# [What the task requires]
The lines needed are those below that contain the word "your"; copy each one.
···
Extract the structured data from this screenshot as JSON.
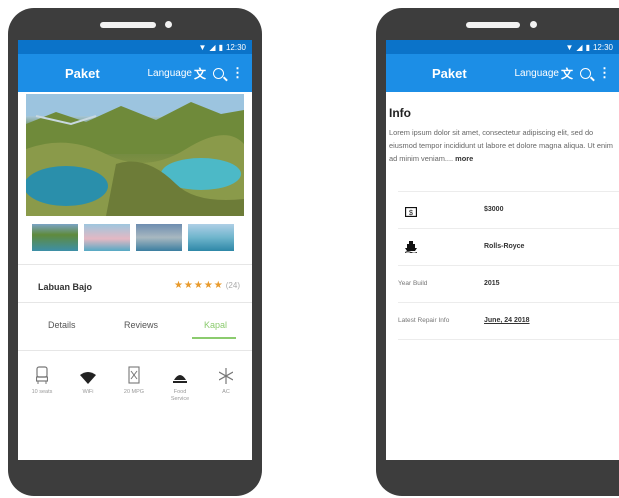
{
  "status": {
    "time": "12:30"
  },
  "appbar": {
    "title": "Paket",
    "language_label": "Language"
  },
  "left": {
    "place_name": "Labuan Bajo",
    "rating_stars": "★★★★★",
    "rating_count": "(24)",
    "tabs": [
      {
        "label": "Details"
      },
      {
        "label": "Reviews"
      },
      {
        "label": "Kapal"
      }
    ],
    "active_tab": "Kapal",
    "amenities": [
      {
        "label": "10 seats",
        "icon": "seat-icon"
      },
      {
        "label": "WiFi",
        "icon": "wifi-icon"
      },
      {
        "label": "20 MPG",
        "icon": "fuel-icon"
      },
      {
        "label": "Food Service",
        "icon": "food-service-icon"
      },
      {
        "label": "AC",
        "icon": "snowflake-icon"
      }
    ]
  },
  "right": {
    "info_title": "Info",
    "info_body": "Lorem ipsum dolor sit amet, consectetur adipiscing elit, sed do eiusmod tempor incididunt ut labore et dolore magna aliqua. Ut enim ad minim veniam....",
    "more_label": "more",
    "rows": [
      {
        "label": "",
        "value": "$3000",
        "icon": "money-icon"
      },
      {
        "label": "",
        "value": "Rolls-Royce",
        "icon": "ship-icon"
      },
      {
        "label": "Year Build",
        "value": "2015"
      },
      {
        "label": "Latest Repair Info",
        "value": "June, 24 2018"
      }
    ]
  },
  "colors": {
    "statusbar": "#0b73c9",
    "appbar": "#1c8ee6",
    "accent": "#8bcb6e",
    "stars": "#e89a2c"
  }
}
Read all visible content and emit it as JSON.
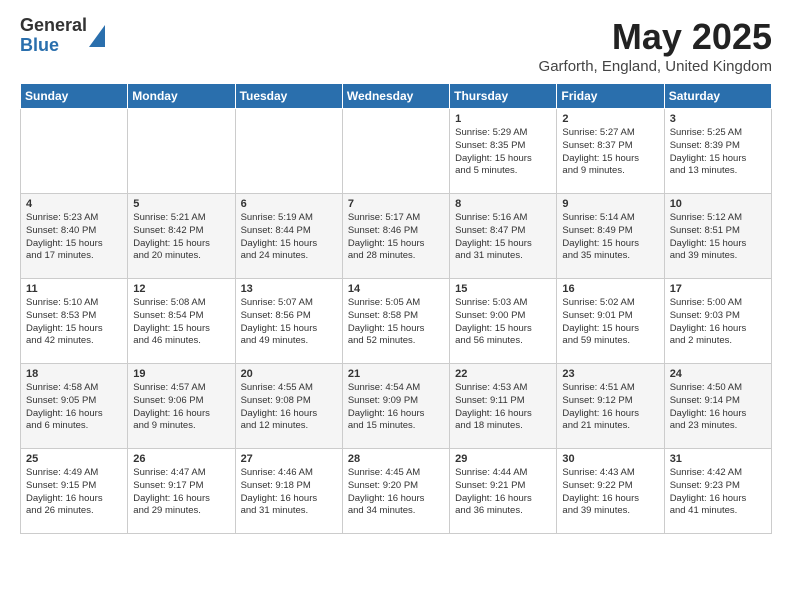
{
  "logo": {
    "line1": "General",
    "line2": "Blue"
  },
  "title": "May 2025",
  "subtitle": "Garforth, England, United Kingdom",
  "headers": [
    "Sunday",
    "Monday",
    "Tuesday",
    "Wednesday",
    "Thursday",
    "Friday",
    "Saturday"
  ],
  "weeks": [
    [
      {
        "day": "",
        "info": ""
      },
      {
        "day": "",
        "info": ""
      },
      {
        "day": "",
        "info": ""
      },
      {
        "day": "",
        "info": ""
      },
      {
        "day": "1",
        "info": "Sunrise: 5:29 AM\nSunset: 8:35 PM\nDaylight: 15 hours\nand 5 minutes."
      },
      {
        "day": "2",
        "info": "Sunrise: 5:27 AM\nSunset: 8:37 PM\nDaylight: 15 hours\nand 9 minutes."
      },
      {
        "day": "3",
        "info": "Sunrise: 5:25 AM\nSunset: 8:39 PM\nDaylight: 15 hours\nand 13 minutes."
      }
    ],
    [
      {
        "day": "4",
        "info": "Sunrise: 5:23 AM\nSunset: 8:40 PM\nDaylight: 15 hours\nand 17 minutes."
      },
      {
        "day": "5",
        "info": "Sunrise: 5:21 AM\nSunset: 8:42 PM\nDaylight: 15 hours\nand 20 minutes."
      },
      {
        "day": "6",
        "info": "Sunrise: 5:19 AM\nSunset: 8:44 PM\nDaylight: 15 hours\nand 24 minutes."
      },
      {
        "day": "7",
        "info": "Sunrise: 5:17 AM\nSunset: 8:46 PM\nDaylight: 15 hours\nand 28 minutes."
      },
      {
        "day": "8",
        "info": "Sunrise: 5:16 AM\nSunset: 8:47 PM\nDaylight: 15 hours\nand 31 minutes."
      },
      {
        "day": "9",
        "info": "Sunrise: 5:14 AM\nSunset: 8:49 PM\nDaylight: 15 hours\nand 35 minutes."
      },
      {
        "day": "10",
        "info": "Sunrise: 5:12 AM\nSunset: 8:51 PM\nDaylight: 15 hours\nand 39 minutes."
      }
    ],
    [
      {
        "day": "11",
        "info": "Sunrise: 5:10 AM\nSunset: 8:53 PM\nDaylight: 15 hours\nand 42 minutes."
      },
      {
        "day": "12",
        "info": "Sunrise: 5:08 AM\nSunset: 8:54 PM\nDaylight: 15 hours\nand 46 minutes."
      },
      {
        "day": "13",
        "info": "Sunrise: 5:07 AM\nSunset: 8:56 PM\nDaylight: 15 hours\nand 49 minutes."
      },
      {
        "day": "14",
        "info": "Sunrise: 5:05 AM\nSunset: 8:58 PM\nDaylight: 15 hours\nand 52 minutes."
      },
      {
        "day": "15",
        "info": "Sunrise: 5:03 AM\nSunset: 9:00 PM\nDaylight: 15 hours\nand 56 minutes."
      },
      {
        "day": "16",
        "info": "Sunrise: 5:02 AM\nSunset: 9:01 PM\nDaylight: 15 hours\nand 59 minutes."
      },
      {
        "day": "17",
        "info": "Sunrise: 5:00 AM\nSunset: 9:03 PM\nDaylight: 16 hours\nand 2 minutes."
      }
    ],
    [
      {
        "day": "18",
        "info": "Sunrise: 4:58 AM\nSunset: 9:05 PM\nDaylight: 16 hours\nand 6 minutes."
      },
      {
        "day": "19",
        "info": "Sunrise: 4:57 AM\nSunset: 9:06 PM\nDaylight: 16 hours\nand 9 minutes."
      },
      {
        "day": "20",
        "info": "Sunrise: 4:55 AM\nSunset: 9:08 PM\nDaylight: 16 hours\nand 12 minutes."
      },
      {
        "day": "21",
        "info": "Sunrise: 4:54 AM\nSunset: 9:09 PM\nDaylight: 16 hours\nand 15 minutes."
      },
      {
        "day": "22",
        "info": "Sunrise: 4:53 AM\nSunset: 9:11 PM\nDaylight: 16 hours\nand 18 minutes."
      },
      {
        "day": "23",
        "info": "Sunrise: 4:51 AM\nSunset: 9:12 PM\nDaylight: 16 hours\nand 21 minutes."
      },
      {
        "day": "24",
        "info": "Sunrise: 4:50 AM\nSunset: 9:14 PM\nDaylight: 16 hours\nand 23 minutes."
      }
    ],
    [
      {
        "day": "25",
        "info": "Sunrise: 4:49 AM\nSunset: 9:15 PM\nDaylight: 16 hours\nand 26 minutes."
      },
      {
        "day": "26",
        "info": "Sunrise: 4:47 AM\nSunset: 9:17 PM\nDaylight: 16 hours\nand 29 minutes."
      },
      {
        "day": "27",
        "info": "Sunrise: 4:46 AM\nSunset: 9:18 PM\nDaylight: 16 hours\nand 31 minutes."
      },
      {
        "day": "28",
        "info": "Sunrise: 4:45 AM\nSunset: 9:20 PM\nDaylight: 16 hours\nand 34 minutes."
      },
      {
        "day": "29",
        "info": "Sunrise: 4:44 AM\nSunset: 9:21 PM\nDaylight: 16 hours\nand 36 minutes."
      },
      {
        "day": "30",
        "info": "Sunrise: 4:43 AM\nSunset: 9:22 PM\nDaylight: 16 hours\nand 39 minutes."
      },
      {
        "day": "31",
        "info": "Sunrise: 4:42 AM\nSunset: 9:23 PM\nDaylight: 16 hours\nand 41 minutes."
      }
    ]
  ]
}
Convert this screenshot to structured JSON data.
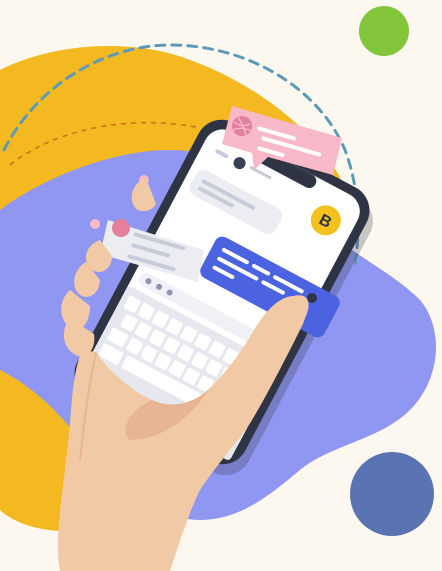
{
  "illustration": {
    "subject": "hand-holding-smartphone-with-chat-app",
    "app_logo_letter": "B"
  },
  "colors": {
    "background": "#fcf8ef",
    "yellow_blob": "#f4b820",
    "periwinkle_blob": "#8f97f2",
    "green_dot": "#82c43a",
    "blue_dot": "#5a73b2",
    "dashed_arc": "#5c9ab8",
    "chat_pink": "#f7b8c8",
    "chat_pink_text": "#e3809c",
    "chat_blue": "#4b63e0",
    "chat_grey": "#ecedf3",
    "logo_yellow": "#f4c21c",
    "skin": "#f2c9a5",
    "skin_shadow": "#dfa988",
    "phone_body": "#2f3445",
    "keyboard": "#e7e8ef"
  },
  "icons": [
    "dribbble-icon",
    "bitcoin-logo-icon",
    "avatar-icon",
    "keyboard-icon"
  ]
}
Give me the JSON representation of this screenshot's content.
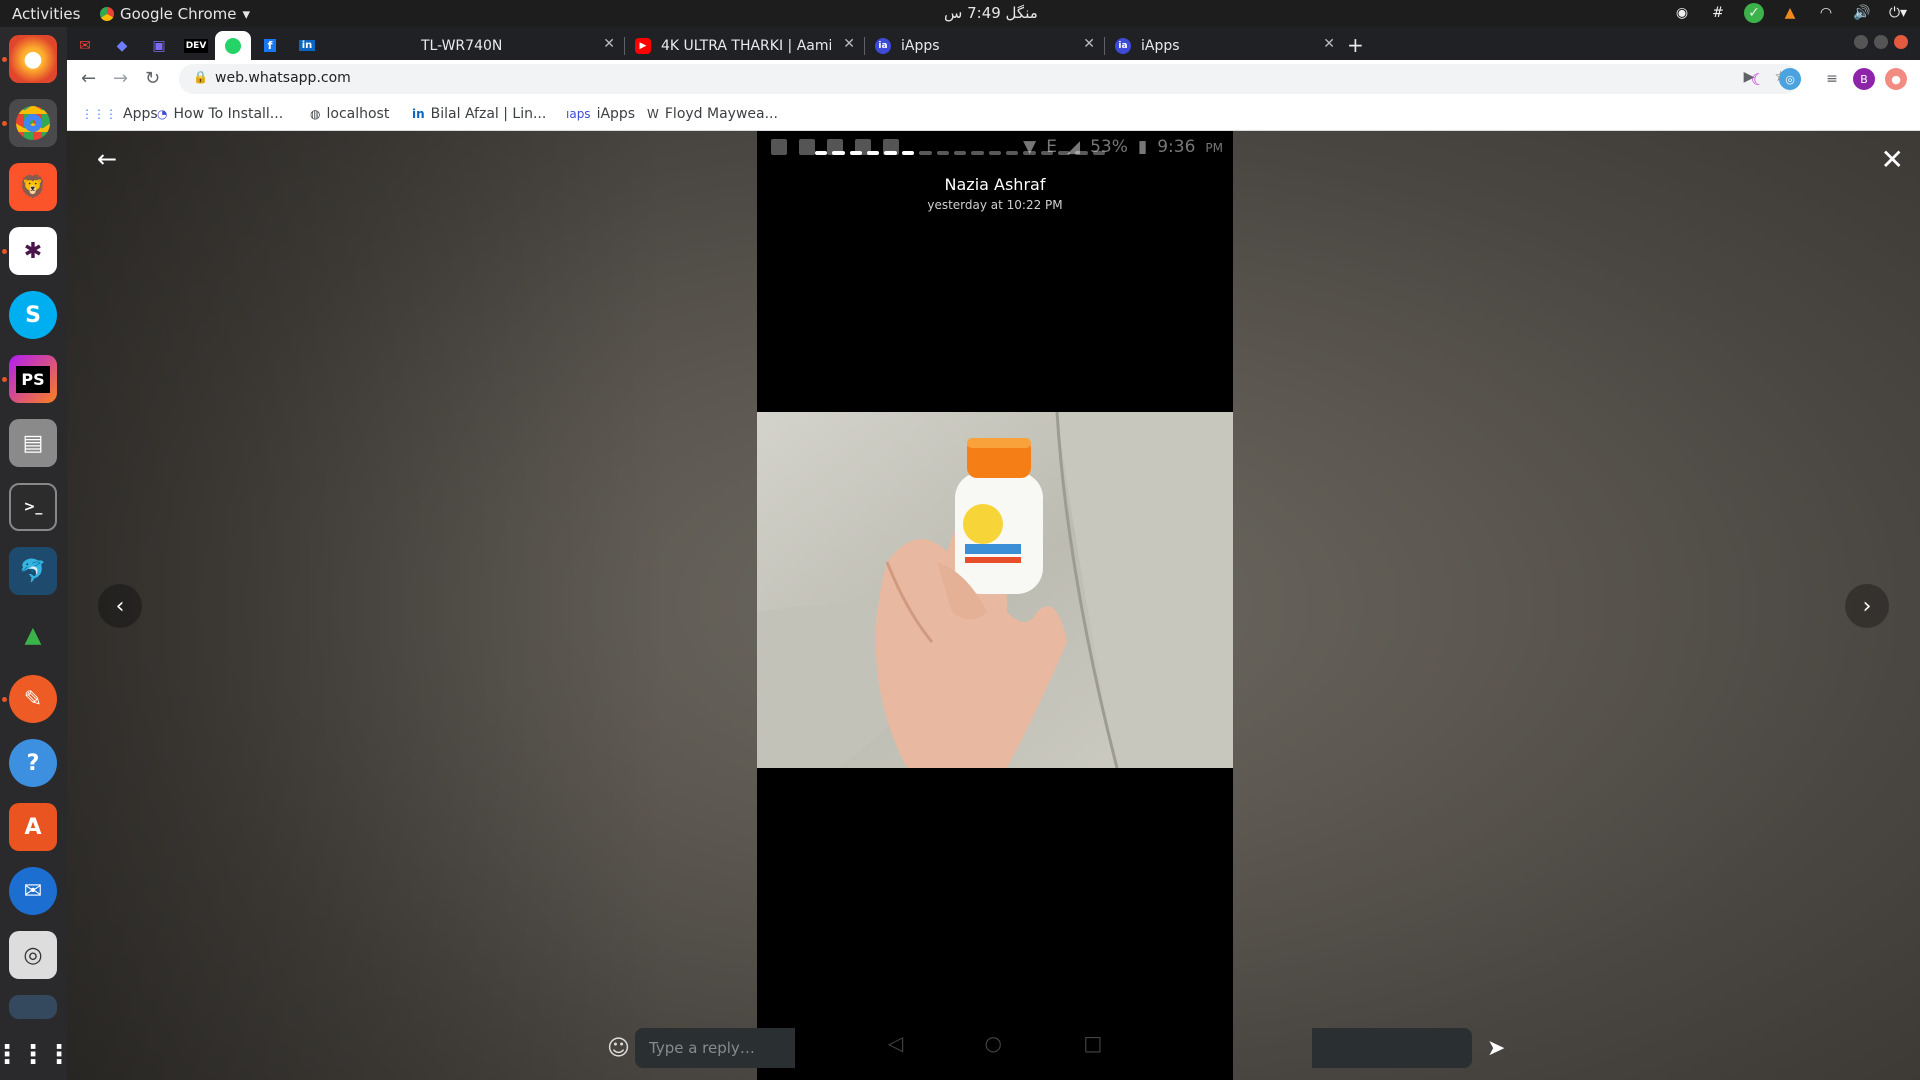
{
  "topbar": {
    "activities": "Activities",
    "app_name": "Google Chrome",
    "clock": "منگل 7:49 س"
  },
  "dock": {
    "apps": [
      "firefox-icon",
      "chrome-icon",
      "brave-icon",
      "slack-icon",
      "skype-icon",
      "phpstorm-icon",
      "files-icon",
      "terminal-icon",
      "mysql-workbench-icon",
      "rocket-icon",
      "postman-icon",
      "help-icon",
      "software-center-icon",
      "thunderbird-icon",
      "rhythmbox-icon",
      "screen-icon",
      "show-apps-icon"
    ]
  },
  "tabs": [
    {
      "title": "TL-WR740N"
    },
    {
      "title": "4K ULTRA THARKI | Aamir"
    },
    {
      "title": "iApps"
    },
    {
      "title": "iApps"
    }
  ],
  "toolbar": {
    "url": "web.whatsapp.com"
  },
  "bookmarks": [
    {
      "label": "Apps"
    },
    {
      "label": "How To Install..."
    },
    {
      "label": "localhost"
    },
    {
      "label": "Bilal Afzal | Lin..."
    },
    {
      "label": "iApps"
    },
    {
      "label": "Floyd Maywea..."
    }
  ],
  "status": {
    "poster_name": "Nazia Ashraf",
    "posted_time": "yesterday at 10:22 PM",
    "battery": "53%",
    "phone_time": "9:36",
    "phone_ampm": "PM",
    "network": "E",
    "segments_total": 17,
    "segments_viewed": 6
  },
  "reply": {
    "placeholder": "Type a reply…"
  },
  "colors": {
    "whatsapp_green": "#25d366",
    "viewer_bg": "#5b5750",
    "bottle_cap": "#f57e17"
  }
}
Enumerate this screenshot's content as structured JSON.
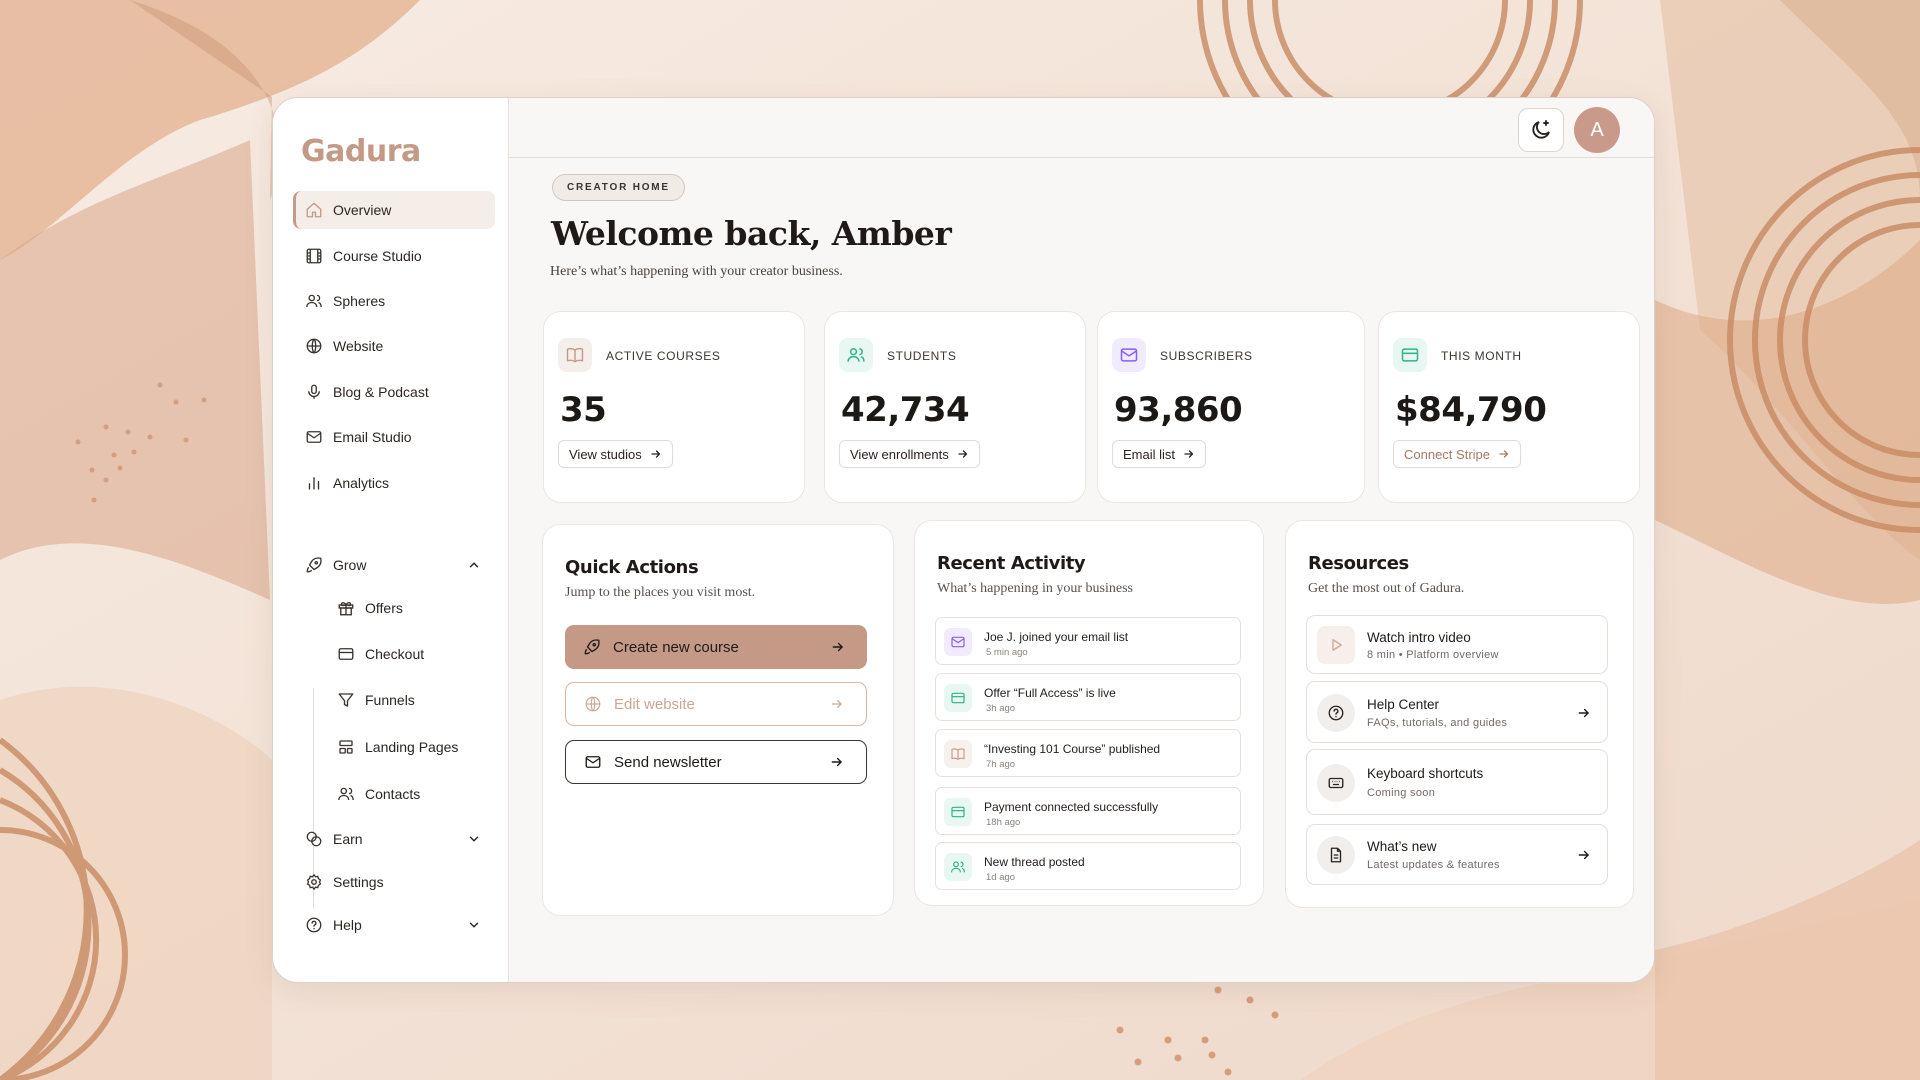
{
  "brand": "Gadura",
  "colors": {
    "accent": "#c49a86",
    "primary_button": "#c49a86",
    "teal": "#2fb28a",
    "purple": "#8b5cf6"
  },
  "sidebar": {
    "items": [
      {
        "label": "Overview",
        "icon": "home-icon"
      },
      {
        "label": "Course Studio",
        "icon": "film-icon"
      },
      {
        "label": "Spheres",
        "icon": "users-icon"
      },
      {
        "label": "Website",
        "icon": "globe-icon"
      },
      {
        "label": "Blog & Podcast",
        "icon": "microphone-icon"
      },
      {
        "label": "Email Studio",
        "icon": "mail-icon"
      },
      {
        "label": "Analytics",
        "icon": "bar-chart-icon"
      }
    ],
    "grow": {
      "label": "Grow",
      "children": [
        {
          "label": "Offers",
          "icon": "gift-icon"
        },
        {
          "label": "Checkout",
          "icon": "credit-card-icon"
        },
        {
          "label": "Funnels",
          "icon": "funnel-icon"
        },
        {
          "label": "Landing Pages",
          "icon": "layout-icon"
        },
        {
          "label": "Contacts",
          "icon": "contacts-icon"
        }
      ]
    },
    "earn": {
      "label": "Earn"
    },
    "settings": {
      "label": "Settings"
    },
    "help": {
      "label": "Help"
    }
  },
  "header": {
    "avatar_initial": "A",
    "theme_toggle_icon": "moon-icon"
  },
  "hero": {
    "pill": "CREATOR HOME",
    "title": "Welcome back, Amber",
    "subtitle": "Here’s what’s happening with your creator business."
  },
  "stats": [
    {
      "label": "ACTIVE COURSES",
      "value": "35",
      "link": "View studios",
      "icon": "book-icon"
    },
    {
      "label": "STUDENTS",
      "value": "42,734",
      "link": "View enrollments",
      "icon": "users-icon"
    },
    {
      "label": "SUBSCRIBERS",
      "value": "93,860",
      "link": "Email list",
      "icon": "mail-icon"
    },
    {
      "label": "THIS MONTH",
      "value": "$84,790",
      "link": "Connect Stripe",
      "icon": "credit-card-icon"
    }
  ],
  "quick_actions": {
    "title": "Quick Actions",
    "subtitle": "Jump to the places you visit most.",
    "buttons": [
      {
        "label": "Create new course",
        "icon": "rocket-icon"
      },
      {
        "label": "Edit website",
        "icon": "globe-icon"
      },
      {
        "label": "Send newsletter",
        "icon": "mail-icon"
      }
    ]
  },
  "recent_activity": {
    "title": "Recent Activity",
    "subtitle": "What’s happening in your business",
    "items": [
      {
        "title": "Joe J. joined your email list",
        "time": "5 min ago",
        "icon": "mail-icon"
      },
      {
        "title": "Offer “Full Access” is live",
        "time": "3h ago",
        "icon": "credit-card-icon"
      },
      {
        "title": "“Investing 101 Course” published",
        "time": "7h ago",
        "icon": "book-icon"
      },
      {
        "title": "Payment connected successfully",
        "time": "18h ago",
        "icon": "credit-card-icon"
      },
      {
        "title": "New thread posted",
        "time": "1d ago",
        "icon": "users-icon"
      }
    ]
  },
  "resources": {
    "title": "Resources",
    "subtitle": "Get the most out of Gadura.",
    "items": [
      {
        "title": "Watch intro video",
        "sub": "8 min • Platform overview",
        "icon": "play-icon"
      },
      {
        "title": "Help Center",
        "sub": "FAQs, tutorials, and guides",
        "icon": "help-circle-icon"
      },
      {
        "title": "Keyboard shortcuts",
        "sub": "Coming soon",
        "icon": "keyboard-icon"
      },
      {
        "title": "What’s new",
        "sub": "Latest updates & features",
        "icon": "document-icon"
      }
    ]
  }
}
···
# [Answer to this task]
    "subtitle": "Here’s what’s happening with your creator business."
    "subtitle": "What’s happening in your business",
        "title": "Joe J. joined your email list",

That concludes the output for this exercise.